  2. Thavendiranathan P. Primary prevention of cardiovascular disease with statin therapy. Arch Int Med. 2006; 166: 2307-13.
  3. CTT Collaborators. Efficacy and safety of cholesterol-lowering treatment: prospective meta-analysis of data from 90 056 participants in 14 randomized trials of statins. Lancet. 2005; 366: 1267-1278.
  4. Ridker et al. Rosuvastatin to prevent vascular events in men and women with elevated c-reactive protein. NEJM. 2008; 359(21): 2195-2207.
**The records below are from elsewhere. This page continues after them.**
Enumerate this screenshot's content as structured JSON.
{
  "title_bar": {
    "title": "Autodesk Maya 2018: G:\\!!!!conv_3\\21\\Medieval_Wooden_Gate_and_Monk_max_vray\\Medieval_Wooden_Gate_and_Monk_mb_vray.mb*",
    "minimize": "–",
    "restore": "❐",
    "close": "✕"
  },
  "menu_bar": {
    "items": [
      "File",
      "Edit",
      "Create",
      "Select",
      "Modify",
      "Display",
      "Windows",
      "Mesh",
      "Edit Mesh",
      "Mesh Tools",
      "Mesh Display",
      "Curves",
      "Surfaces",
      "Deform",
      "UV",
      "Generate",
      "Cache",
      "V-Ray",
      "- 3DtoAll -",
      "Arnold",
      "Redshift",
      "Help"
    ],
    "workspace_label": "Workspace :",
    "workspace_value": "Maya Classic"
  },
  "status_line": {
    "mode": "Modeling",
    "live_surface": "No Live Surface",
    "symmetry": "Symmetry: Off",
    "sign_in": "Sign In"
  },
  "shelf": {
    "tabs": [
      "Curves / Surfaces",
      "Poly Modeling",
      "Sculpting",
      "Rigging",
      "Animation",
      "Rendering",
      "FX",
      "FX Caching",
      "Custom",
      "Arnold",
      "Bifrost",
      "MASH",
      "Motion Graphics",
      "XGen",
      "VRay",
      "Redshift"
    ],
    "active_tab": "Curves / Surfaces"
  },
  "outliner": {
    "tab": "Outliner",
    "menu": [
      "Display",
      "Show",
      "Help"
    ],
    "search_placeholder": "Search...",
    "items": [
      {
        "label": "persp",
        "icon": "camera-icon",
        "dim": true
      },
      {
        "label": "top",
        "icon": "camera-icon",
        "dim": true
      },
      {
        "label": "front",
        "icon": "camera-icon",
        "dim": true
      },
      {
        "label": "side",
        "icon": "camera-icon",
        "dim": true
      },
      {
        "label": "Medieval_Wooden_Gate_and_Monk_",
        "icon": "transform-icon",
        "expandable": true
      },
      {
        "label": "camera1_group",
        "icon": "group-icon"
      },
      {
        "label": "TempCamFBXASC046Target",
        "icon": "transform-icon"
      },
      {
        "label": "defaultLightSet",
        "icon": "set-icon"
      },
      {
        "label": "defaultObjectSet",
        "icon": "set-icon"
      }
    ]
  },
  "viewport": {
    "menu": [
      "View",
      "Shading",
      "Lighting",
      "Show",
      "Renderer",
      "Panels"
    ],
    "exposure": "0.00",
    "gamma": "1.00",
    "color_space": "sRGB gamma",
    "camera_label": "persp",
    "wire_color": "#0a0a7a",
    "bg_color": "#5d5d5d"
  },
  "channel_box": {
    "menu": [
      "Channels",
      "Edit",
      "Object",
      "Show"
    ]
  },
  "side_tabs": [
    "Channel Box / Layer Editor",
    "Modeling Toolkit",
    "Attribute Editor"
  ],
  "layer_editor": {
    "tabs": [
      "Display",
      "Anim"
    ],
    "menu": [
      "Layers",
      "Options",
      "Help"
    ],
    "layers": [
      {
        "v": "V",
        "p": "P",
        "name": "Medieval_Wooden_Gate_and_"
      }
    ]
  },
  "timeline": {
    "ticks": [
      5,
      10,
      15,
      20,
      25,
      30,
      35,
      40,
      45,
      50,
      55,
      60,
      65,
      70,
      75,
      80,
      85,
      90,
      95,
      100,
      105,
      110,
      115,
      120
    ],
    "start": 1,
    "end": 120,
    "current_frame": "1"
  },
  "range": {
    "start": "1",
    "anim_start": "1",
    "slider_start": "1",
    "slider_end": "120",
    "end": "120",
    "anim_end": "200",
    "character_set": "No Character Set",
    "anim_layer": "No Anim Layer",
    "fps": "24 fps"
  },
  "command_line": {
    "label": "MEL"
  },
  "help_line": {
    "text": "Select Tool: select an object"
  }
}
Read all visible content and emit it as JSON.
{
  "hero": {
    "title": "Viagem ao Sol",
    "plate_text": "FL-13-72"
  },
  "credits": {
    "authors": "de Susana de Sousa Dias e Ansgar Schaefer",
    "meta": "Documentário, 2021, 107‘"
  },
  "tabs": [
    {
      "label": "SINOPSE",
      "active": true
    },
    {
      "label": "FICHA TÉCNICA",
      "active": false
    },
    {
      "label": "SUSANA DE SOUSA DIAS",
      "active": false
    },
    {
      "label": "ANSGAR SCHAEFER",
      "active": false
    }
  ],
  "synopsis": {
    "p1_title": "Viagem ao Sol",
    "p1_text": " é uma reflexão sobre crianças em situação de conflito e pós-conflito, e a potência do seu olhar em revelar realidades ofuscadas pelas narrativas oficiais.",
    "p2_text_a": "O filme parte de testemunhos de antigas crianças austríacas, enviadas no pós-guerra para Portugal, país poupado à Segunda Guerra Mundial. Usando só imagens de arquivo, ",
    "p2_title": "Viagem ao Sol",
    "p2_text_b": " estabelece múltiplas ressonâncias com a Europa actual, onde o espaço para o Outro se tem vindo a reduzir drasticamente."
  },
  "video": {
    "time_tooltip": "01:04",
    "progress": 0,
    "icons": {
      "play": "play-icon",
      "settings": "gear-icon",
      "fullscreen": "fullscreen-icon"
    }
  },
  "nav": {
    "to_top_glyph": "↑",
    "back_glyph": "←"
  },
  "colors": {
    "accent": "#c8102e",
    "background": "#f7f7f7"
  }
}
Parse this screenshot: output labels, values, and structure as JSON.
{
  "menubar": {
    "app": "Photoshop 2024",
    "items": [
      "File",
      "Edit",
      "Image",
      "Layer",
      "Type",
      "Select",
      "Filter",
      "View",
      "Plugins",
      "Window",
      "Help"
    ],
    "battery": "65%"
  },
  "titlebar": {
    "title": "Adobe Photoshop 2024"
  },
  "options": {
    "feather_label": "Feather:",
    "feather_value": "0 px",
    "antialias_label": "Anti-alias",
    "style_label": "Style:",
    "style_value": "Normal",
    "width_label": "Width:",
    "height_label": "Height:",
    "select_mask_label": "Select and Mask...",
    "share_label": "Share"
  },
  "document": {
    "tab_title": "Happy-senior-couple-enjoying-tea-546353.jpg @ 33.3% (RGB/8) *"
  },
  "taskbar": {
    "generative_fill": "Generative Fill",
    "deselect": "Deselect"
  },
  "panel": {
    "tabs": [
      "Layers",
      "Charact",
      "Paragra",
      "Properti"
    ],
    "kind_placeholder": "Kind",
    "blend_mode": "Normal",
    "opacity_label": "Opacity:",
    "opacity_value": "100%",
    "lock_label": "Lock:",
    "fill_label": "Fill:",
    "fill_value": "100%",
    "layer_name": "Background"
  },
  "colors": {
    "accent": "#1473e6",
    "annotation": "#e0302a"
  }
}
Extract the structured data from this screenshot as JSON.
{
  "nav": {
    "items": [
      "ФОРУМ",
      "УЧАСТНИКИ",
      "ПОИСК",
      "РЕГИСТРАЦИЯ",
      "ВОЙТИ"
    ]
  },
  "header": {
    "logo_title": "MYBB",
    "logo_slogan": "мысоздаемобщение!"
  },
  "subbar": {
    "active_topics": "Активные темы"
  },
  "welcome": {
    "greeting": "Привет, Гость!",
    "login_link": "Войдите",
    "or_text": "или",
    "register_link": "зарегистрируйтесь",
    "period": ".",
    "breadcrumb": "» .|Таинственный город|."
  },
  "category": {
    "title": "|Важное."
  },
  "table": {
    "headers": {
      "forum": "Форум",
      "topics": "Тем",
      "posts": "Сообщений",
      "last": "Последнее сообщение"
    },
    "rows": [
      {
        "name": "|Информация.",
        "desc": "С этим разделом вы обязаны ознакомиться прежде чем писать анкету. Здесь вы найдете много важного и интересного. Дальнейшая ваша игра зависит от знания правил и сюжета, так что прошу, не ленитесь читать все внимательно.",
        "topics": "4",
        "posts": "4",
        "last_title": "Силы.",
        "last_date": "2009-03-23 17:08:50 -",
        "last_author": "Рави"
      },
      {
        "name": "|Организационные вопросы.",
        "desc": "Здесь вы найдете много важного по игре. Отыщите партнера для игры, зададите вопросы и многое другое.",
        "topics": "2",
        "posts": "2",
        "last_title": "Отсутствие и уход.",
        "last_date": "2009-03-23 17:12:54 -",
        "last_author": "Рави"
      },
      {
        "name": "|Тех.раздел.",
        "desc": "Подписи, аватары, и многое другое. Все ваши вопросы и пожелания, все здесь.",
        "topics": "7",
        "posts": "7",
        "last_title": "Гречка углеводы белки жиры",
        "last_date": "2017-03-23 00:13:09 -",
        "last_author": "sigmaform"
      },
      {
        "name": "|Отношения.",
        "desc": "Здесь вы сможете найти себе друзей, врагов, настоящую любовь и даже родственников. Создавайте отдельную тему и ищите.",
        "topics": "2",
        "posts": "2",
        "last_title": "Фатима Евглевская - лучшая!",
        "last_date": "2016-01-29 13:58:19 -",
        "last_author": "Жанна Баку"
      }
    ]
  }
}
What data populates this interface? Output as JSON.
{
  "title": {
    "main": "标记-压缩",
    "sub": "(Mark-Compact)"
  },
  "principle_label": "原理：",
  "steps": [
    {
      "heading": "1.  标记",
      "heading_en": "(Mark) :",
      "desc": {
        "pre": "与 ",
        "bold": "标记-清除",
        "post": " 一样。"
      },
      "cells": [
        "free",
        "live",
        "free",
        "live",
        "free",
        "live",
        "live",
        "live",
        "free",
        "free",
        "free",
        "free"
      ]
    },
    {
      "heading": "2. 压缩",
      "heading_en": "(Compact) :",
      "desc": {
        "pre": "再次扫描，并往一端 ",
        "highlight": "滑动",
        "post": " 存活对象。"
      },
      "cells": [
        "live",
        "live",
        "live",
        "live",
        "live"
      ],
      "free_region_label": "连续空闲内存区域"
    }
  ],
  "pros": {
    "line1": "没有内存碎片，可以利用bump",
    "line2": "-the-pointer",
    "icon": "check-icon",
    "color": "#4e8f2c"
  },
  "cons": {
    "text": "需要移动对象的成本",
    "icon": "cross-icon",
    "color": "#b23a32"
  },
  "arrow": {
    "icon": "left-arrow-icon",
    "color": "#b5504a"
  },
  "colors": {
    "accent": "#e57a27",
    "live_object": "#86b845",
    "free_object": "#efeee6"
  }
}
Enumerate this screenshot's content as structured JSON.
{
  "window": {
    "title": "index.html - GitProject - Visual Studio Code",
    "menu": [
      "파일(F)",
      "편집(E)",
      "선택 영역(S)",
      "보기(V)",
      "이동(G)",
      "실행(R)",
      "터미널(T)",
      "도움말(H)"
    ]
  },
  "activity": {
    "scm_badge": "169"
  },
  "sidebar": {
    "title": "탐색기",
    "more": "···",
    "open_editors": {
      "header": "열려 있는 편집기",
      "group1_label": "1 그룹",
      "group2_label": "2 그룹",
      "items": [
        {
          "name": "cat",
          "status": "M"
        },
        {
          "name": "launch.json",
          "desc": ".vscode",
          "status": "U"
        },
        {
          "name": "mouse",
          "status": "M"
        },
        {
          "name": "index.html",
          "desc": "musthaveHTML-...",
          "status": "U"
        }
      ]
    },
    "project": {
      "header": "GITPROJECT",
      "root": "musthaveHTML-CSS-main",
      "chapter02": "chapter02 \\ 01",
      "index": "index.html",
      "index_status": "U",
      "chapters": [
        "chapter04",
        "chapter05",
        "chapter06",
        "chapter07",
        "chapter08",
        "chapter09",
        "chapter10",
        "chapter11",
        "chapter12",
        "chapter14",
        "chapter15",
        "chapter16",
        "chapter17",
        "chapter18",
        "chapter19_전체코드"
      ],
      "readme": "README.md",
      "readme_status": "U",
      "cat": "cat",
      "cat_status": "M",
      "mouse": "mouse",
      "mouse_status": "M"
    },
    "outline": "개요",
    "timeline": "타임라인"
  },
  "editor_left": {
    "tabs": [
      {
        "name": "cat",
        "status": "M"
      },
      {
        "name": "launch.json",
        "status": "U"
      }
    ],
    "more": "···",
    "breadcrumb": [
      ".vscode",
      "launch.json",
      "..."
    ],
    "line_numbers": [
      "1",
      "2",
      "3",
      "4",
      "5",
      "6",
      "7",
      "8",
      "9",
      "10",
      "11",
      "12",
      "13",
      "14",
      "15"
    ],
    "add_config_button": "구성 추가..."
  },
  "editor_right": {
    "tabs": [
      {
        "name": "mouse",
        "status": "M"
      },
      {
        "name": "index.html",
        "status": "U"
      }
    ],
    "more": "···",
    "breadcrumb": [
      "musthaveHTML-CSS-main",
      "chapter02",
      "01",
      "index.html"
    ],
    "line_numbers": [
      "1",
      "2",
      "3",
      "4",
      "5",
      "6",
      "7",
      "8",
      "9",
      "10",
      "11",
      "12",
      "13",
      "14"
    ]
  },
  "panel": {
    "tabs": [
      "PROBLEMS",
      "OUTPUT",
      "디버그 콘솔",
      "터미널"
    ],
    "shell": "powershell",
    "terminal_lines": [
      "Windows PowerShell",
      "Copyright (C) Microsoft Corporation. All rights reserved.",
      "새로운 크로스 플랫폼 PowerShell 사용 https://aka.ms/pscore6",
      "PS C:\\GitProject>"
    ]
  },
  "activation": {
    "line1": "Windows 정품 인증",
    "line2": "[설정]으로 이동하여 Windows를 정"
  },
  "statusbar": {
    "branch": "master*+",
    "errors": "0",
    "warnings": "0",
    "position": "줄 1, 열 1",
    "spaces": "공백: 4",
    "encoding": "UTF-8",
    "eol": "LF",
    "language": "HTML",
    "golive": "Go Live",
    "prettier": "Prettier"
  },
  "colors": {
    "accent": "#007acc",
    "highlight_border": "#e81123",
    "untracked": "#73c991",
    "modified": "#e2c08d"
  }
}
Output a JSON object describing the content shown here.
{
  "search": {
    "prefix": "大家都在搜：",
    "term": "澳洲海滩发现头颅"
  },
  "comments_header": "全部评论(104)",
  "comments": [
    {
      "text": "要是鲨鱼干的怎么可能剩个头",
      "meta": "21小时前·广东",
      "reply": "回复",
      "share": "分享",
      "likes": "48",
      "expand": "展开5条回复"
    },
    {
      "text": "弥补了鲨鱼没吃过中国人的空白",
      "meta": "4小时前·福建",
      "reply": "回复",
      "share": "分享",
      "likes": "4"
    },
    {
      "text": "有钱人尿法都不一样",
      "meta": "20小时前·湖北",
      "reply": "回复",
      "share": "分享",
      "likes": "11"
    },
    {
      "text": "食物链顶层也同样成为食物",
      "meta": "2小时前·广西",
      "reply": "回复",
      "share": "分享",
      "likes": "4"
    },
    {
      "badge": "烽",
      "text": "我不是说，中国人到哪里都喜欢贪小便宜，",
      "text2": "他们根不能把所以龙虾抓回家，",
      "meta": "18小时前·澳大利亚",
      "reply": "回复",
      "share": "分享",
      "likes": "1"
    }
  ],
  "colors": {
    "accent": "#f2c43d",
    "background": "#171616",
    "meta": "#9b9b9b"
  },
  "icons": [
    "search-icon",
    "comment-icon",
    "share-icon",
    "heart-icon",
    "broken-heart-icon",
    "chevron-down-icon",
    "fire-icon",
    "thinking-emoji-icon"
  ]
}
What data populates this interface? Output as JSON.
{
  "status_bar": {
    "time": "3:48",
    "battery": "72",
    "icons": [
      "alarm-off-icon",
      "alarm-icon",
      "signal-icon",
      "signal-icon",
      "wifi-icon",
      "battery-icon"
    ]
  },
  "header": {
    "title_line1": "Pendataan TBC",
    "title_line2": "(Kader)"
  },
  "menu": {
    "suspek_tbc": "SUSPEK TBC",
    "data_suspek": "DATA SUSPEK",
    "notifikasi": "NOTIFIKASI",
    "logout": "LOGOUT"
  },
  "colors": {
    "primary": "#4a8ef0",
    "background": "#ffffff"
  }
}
  5. Nathanson, R., Williams, J. P., Gupta, N. (2023). Current use and barriers to point-of-care ultrasound in primary care: A national survey of VA medical centers. The American Journal of Medicine, 136(6), 592-595.e2.
  6. Poppleton A, Tsukagoshi S, Vinker S, et al. World Organization of National Colleges, Academies and Academic Associations of General Practitioners and Family Physicians (WONCA) Europe position paper on the use of point-of-care ultrasound (POCUS) in primary care. Primary Health Care Research & Development. 2024;25:e21. doi:10.1017/S1463423624000112